Find the string "JSON" in the records. Copy each line that has it.

***** Information given *****

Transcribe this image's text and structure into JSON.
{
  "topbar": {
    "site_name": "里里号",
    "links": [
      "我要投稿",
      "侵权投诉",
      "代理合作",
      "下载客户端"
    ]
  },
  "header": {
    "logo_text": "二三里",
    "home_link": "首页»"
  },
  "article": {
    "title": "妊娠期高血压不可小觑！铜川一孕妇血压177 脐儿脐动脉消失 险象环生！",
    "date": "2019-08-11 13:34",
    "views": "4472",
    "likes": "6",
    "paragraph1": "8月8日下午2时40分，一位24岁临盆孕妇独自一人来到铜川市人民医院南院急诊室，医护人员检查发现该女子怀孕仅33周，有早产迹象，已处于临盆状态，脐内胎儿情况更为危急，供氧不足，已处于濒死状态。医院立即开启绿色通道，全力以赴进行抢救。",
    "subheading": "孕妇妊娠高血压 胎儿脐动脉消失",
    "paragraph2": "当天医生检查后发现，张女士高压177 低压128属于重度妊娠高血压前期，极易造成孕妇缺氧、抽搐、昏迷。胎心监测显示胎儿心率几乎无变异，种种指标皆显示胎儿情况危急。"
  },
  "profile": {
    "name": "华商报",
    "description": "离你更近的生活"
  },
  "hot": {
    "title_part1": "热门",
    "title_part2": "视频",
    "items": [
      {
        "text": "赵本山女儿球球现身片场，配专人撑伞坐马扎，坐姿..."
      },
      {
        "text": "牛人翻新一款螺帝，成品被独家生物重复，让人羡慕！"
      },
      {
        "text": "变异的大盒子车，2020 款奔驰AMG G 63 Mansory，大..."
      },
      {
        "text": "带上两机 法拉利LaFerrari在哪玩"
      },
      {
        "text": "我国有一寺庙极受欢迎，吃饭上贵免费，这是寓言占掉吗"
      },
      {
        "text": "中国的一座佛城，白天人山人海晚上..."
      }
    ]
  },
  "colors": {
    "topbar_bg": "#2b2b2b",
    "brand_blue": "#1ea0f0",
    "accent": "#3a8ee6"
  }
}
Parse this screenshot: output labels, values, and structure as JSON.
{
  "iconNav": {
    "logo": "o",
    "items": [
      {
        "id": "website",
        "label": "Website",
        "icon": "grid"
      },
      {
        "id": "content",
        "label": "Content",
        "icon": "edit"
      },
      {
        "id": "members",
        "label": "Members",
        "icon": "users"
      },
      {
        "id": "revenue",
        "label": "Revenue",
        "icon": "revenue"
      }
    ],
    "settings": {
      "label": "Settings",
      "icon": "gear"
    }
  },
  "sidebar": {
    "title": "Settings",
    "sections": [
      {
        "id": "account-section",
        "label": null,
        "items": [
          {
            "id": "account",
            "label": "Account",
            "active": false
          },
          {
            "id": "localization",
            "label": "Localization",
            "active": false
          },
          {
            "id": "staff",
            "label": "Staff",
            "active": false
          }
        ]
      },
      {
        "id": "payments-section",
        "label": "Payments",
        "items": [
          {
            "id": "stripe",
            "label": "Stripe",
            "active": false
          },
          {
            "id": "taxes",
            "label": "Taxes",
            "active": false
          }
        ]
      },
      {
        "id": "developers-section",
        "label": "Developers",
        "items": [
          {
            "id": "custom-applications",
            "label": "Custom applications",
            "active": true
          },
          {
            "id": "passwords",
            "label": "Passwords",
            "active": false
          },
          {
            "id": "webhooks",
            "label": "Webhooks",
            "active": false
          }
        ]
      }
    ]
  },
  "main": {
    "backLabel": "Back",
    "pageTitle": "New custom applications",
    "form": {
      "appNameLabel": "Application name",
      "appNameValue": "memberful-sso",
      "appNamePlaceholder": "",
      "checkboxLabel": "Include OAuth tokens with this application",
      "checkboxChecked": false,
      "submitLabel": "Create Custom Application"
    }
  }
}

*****

■ **Reply**
Transcribe this image's text and structure into JSON.
Parse this screenshot: output labels, values, and structure as JSON.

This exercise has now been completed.